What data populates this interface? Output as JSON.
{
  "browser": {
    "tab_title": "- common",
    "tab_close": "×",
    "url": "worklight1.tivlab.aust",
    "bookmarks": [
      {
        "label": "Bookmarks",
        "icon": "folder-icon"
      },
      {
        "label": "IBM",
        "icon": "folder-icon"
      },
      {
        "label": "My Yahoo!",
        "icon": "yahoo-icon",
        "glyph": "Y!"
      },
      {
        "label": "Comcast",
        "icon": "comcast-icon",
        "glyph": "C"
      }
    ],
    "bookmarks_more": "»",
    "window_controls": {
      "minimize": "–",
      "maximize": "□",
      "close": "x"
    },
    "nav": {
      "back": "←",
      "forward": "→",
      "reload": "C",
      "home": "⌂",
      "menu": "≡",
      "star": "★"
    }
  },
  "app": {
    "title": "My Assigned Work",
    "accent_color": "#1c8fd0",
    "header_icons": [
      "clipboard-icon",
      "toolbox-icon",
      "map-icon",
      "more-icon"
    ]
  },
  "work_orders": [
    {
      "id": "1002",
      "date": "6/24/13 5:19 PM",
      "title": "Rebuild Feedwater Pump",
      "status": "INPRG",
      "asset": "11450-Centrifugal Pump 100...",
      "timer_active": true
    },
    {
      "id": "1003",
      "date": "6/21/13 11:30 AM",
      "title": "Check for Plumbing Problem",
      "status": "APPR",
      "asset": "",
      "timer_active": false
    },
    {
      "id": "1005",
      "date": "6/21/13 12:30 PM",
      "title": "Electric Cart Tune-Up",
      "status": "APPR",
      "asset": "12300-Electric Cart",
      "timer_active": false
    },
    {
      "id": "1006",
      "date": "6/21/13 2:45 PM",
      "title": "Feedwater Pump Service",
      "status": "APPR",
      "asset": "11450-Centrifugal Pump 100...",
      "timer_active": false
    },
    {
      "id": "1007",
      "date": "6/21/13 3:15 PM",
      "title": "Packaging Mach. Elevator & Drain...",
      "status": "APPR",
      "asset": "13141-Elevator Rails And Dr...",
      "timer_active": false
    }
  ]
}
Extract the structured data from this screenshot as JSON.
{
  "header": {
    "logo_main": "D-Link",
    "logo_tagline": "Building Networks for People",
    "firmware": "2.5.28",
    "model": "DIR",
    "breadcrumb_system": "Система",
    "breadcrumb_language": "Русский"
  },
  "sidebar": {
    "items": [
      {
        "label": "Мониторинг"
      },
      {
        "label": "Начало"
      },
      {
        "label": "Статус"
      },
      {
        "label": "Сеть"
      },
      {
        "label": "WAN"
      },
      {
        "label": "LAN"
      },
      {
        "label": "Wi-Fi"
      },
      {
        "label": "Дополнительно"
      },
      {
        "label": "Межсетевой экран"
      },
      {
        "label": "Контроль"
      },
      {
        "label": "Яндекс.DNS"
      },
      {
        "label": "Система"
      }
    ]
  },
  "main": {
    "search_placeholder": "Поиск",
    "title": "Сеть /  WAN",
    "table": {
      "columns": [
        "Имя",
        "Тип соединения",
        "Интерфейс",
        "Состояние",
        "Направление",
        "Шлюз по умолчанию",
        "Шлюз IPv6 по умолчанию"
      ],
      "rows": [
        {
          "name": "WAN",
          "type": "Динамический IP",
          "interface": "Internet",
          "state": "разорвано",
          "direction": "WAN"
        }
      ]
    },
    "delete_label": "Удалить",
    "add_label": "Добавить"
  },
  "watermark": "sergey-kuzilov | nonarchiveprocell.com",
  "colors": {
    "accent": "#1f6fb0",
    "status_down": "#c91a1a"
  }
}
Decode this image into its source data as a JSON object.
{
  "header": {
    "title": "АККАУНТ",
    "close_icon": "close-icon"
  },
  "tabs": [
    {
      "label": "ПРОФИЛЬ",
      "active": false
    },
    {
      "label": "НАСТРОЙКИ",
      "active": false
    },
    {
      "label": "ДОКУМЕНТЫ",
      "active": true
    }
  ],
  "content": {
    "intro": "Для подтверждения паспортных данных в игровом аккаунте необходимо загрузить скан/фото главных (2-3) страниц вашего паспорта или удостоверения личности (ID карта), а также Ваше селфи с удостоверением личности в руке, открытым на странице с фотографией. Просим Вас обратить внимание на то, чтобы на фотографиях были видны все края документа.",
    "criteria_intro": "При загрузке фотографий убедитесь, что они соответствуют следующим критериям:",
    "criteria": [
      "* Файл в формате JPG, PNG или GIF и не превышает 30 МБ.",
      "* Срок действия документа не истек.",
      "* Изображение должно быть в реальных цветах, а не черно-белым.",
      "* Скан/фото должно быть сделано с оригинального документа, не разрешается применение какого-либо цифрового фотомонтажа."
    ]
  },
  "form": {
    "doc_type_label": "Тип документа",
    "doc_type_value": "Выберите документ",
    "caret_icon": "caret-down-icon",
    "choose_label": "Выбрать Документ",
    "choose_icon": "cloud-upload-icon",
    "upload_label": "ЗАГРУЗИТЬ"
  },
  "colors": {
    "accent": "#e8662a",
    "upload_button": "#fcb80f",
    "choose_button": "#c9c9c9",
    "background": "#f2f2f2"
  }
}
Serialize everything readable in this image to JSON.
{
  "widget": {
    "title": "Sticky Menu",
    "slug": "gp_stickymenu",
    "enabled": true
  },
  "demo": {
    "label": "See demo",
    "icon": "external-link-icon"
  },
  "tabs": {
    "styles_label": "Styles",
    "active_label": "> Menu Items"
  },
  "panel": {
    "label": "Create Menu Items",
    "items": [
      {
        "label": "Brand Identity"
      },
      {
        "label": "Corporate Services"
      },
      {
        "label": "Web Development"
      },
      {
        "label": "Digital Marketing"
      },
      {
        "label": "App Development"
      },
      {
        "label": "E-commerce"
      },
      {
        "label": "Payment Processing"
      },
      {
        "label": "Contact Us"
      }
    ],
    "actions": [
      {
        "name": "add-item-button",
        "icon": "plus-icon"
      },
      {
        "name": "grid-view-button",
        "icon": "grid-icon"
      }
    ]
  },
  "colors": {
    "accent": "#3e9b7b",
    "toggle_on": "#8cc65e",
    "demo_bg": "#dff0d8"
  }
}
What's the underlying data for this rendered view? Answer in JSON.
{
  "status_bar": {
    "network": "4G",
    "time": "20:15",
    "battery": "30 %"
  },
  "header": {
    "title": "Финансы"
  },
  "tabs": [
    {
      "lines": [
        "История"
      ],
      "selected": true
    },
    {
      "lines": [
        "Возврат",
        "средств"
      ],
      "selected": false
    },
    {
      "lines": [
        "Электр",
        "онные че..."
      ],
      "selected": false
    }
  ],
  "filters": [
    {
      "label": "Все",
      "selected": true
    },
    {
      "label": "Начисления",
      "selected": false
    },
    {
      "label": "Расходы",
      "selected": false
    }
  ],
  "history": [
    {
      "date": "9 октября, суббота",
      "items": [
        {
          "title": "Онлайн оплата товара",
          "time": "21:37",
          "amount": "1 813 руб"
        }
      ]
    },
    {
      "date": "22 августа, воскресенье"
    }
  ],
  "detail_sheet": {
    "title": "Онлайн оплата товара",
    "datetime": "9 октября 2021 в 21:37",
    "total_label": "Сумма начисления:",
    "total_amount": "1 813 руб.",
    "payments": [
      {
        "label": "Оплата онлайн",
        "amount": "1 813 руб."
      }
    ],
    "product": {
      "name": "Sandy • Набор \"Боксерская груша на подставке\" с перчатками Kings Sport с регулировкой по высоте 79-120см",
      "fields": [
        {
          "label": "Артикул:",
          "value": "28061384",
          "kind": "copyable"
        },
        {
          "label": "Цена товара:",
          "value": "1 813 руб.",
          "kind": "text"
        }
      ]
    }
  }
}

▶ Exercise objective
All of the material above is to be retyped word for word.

▶ Solution to this exercise
What data populates this interface? Output as JSON.
{
  "browser": {
    "tab_title": "- common",
    "tab_close": "×",
    "url": "worklight1.tivlab.aust",
    "bookmarks": [
      {
        "label": "Bookmarks",
        "icon": "folder-icon"
      },
      {
        "label": "IBM",
        "icon": "folder-icon"
      },
      {
        "label": "My Yahoo!",
        "icon": "yahoo-icon",
        "glyph": "Y!"
      },
      {
        "label": "Comcast",
        "icon": "comcast-icon",
        "glyph": "C"
      }
    ],
    "bookmarks_more": "»",
    "window_controls": {
      "minimize": "–",
      "maximize": "□",
      "close": "x"
    },
    "nav": {
      "back": "←",
      "forward": "→",
      "reload": "C",
      "home": "⌂",
      "menu": "≡",
      "star": "★"
    }
  },
  "app": {
    "title": "My Assigned Work",
    "accent_color": "#1c8fd0",
    "header_icons": [
      "clipboard-icon",
      "toolbox-icon",
      "map-icon",
      "more-icon"
    ]
  },
  "work_orders": [
    {
      "id": "1002",
      "date": "6/24/13 5:19 PM",
      "title": "Rebuild Feedwater Pump",
      "status": "INPRG",
      "asset": "11450-Centrifugal Pump 100...",
      "timer_active": true
    },
    {
      "id": "1003",
      "date": "6/21/13 11:30 AM",
      "title": "Check for Plumbing Problem",
      "status": "APPR",
      "asset": "",
      "timer_active": false
    },
    {
      "id": "1005",
      "date": "6/21/13 12:30 PM",
      "title": "Electric Cart Tune-Up",
      "status": "APPR",
      "asset": "12300-Electric Cart",
      "timer_active": false
    },
    {
      "id": "1006",
      "date": "6/21/13 2:45 PM",
      "title": "Feedwater Pump Service",
      "status": "APPR",
      "asset": "11450-Centrifugal Pump 100...",
      "timer_active": false
    },
    {
      "id": "1007",
      "date": "6/21/13 3:15 PM",
      "title": "Packaging Mach. Elevator & Drain...",
      "status": "APPR",
      "asset": "13141-Elevator Rails And Dr...",
      "timer_active": false
    }
  ]
}
Extract the structured data from this screenshot as JSON.
{
  "header": {
    "logo_main": "D-Link",
    "logo_tagline": "Building Networks for People",
    "firmware": "2.5.28",
    "model": "DIR",
    "breadcrumb_system": "Система",
    "breadcrumb_language": "Русский"
  },
  "sidebar": {
    "items": [
      {
        "label": "Мониторинг"
      },
      {
        "label": "Начало"
      },
      {
        "label": "Статус"
      },
      {
        "label": "Сеть"
      },
      {
        "label": "WAN"
      },
      {
        "label": "LAN"
      },
      {
        "label": "Wi-Fi"
      },
      {
        "label": "Дополнительно"
      },
      {
        "label": "Межсетевой экран"
      },
      {
        "label": "Контроль"
      },
      {
        "label": "Яндекс.DNS"
      },
      {
        "label": "Система"
      }
    ]
  },
  "main": {
    "search_placeholder": "Поиск",
    "title": "Сеть /  WAN",
    "table": {
      "columns": [
        "Имя",
        "Тип соединения",
        "Интерфейс",
        "Состояние",
        "Направление",
        "Шлюз по умолчанию",
        "Шлюз IPv6 по умолчанию"
      ],
      "rows": [
        {
          "name": "WAN",
          "type": "Динамический IP",
          "interface": "Internet",
          "state": "разорвано",
          "direction": "WAN"
        }
      ]
    },
    "delete_label": "Удалить",
    "add_label": "Добавить"
  },
  "watermark": "sergey-kuzilov | nonarchiveprocell.com",
  "colors": {
    "accent": "#1f6fb0",
    "status_down": "#c91a1a"
  }
}
Decode this image into its source data as a JSON object.
{
  "header": {
    "title": "АККАУНТ",
    "close_icon": "close-icon"
  },
  "tabs": [
    {
      "label": "ПРОФИЛЬ",
      "active": false
    },
    {
      "label": "НАСТРОЙКИ",
      "active": false
    },
    {
      "label": "ДОКУМЕНТЫ",
      "active": true
    }
  ],
  "content": {
    "intro": "Для подтверждения паспортных данных в игровом аккаунте необходимо загрузить скан/фото главных (2-3) страниц вашего паспорта или удостоверения личности (ID карта), а также Ваше селфи с удостоверением личности в руке, открытым на странице с фотографией. Просим Вас обратить внимание на то, чтобы на фотографиях были видны все края документа.",
    "criteria_intro": "При загрузке фотографий убедитесь, что они соответствуют следующим критериям:",
    "criteria": [
      "* Файл в формате JPG, PNG или GIF и не превышает 30 МБ.",
      "* Срок действия документа не истек.",
      "* Изображение должно быть в реальных цветах, а не черно-белым.",
      "* Скан/фото должно быть сделано с оригинального документа, не разрешается применение какого-либо цифрового фотомонтажа."
    ]
  },
  "form": {
    "doc_type_label": "Тип документа",
    "doc_type_value": "Выберите документ",
    "caret_icon": "caret-down-icon",
    "choose_label": "Выбрать Документ",
    "choose_icon": "cloud-upload-icon",
    "upload_label": "ЗАГРУЗИТЬ"
  },
  "colors": {
    "accent": "#e8662a",
    "upload_button": "#fcb80f",
    "choose_button": "#c9c9c9",
    "background": "#f2f2f2"
  }
}
Serialize everything readable in this image to JSON.
{
  "widget": {
    "title": "Sticky Menu",
    "slug": "gp_stickymenu",
    "enabled": true
  },
  "demo": {
    "label": "See demo",
    "icon": "external-link-icon"
  },
  "tabs": {
    "styles_label": "Styles",
    "active_label": "> Menu Items"
  },
  "panel": {
    "label": "Create Menu Items",
    "items": [
      {
        "label": "Brand Identity"
      },
      {
        "label": "Corporate Services"
      },
      {
        "label": "Web Development"
      },
      {
        "label": "Digital Marketing"
      },
      {
        "label": "App Development"
      },
      {
        "label": "E-commerce"
      },
      {
        "label": "Payment Processing"
      },
      {
        "label": "Contact Us"
      }
    ],
    "actions": [
      {
        "name": "add-item-button",
        "icon": "plus-icon"
      },
      {
        "name": "grid-view-button",
        "icon": "grid-icon"
      }
    ]
  },
  "colors": {
    "accent": "#3e9b7b",
    "toggle_on": "#8cc65e",
    "demo_bg": "#dff0d8"
  }
}
What's the underlying data for this rendered view? Answer in JSON.
{
  "status_bar": {
    "network": "4G",
    "time": "20:15",
    "battery": "30 %"
  },
  "header": {
    "title": "Финансы"
  },
  "tabs": [
    {
      "lines": [
        "История"
      ],
      "selected": true
    },
    {
      "lines": [
        "Возврат",
        "средств"
      ],
      "selected": false
    },
    {
      "lines": [
        "Электр",
        "онные че..."
      ],
      "selected": false
    }
  ],
  "filters": [
    {
      "label": "Все",
      "selected": true
    },
    {
      "label": "Начисления",
      "selected": false
    },
    {
      "label": "Расходы",
      "selected": false
    }
  ],
  "history": [
    {
      "date": "9 октября, суббота",
      "items": [
        {
          "title": "Онлайн оплата товара",
          "time": "21:37",
          "amount": "1 813 руб"
        }
      ]
    },
    {
      "date": "22 августа, воскресенье"
    }
  ],
  "detail_sheet": {
    "title": "Онлайн оплата товара",
    "datetime": "9 октября 2021 в 21:37",
    "total_label": "Сумма начисления:",
    "total_amount": "1 813 руб.",
    "payments": [
      {
        "label": "Оплата онлайн",
        "amount": "1 813 руб."
      }
    ],
    "product": {
      "name": "Sandy • Набор \"Боксерская груша на подставке\" с перчатками Kings Sport с регулировкой по высоте 79-120см",
      "fields": [
        {
          "label": "Артикул:",
          "value": "28061384",
          "kind": "copyable"
        },
        {
          "label": "Цена товара:",
          "value": "1 813 руб.",
          "kind": "text"
        }
      ]
    }
  }
}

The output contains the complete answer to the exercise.